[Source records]
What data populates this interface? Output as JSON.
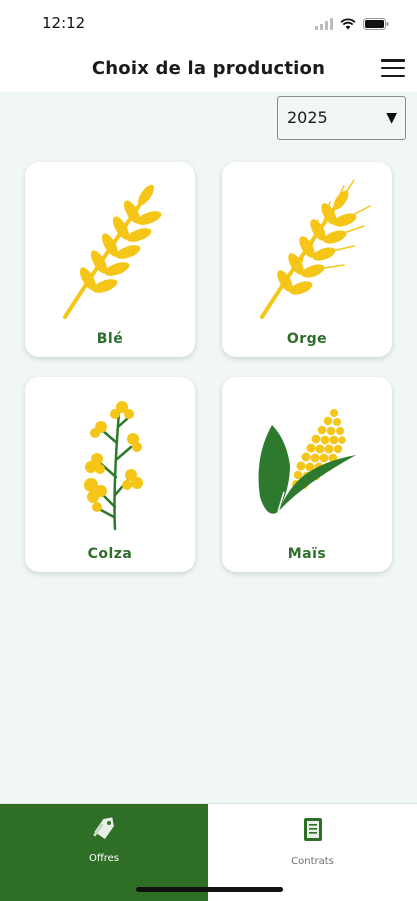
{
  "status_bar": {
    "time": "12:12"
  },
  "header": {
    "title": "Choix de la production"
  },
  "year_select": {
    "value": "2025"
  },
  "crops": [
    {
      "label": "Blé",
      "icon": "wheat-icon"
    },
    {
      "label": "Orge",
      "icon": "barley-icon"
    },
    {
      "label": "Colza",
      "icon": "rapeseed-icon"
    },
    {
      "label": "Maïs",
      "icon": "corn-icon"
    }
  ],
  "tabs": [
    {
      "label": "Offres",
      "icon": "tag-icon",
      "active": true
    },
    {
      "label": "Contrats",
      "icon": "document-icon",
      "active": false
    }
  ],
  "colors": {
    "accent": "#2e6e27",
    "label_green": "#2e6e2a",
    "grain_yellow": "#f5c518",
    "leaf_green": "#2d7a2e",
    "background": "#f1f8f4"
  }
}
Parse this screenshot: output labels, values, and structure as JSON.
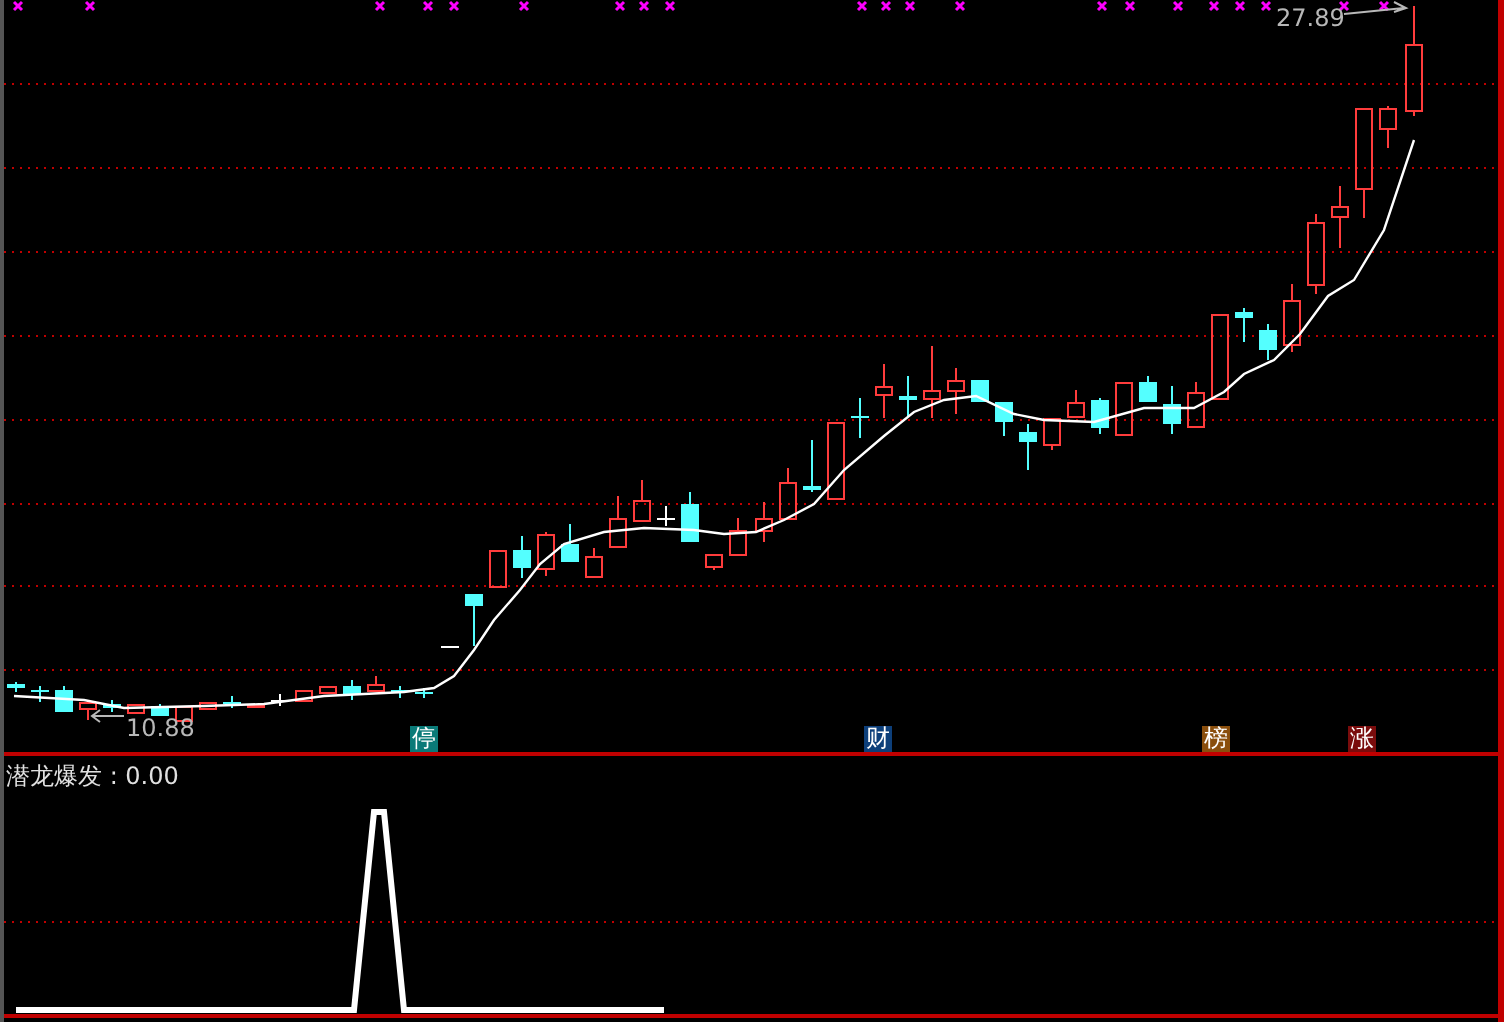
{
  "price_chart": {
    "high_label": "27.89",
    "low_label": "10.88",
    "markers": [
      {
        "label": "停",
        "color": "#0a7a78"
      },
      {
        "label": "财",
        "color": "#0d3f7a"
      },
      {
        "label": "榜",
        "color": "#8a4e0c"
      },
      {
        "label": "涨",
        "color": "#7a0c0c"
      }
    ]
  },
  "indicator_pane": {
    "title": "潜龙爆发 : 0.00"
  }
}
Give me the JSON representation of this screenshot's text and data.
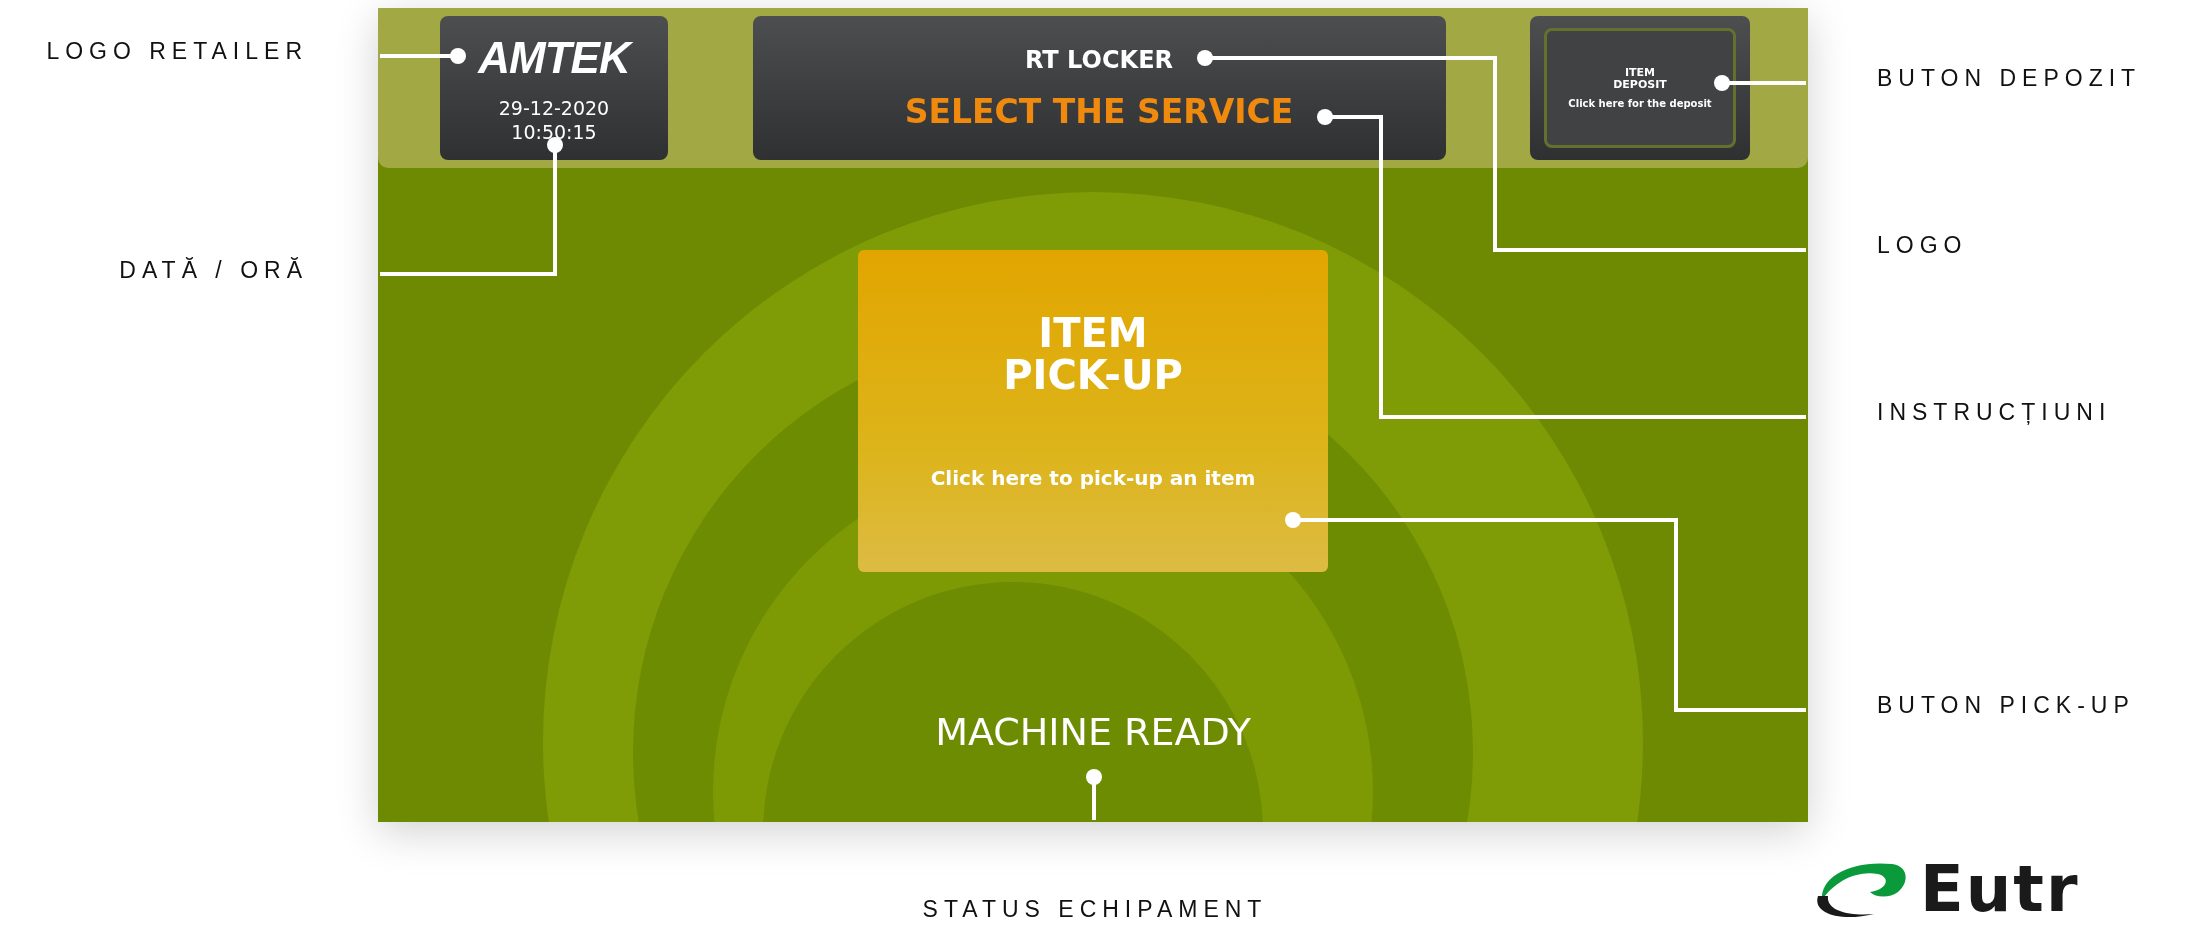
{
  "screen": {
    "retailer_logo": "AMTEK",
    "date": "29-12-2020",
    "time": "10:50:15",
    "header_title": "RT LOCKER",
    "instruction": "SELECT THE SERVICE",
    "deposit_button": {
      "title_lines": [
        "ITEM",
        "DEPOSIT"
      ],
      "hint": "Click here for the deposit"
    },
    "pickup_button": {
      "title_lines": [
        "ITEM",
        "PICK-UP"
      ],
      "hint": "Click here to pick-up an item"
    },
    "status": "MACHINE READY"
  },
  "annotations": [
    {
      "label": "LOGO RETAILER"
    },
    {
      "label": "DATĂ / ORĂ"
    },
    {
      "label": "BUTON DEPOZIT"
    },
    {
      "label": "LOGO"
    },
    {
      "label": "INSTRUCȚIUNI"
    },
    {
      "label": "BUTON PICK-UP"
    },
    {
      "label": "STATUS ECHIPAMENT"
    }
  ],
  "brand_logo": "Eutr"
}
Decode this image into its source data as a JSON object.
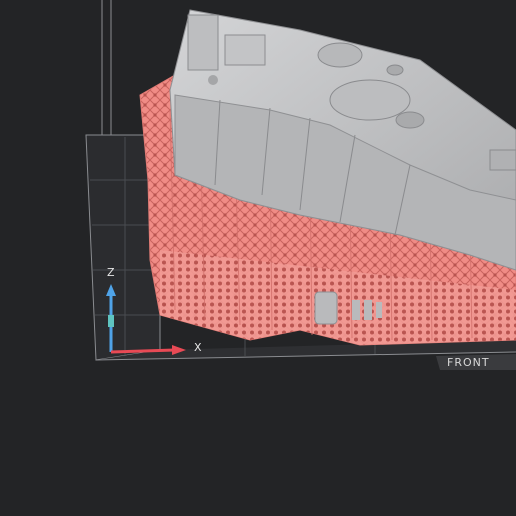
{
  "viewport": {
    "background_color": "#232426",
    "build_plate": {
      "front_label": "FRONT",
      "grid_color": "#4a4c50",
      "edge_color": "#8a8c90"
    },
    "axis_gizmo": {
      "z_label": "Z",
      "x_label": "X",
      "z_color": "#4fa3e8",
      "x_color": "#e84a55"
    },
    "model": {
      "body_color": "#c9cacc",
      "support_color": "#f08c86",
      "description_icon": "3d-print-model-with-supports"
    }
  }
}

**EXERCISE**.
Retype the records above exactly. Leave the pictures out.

**RESPONSE TO THIS EXERCISE**.
What data populates this interface? Output as JSON.
{
  "status_bar": {
    "time": "12:12"
  },
  "header": {
    "title": "Choix de la production"
  },
  "year_select": {
    "value": "2025"
  },
  "crops": [
    {
      "label": "Blé",
      "icon": "wheat-icon"
    },
    {
      "label": "Orge",
      "icon": "barley-icon"
    },
    {
      "label": "Colza",
      "icon": "rapeseed-icon"
    },
    {
      "label": "Maïs",
      "icon": "corn-icon"
    }
  ],
  "tabs": [
    {
      "label": "Offres",
      "icon": "tag-icon",
      "active": true
    },
    {
      "label": "Contrats",
      "icon": "document-icon",
      "active": false
    }
  ],
  "colors": {
    "accent": "#2e6e27",
    "label_green": "#2e6e2a",
    "grain_yellow": "#f5c518",
    "leaf_green": "#2d7a2e",
    "background": "#f1f8f4"
  }
}
Parse this screenshot: output labels, values, and structure as JSON.
{
  "price_chart": {
    "high_label": "27.89",
    "low_label": "10.88",
    "markers": [
      {
        "label": "停",
        "color": "#0a7a78"
      },
      {
        "label": "财",
        "color": "#0d3f7a"
      },
      {
        "label": "榜",
        "color": "#8a4e0c"
      },
      {
        "label": "涨",
        "color": "#7a0c0c"
      }
    ]
  },
  "indicator_pane": {
    "title": "潜龙爆发 : 0.00"
  }
}
Give me the JSON representation of this screenshot's text and data.
{
  "screen": {
    "retailer_logo": "AMTEK",
    "date": "29-12-2020",
    "time": "10:50:15",
    "header_title": "RT LOCKER",
    "instruction": "SELECT THE SERVICE",
    "deposit_button": {
      "title_lines": [
        "ITEM",
        "DEPOSIT"
      ],
      "hint": "Click here for the deposit"
    },
    "pickup_button": {
      "title_lines": [
        "ITEM",
        "PICK-UP"
      ],
      "hint": "Click here to pick-up an item"
    },
    "status": "MACHINE READY"
  },
  "annotations": [
    {
      "label": "LOGO RETAILER"
    },
    {
      "label": "DATĂ / ORĂ"
    },
    {
      "label": "BUTON DEPOZIT"
    },
    {
      "label": "LOGO"
    },
    {
      "label": "INSTRUCȚIUNI"
    },
    {
      "label": "BUTON PICK-UP"
    },
    {
      "label": "STATUS ECHIPAMENT"
    }
  ],
  "brand_logo": "Eutr"
}
Decode this image into its source data as a JSON object.
{
  "viewport": {
    "background_color": "#232426",
    "build_plate": {
      "front_label": "FRONT",
      "grid_color": "#4a4c50",
      "edge_color": "#8a8c90"
    },
    "axis_gizmo": {
      "z_label": "Z",
      "x_label": "X",
      "z_color": "#4fa3e8",
      "x_color": "#e84a55"
    },
    "model": {
      "body_color": "#c9cacc",
      "support_color": "#f08c86",
      "description_icon": "3d-print-model-with-supports"
    }
  }
}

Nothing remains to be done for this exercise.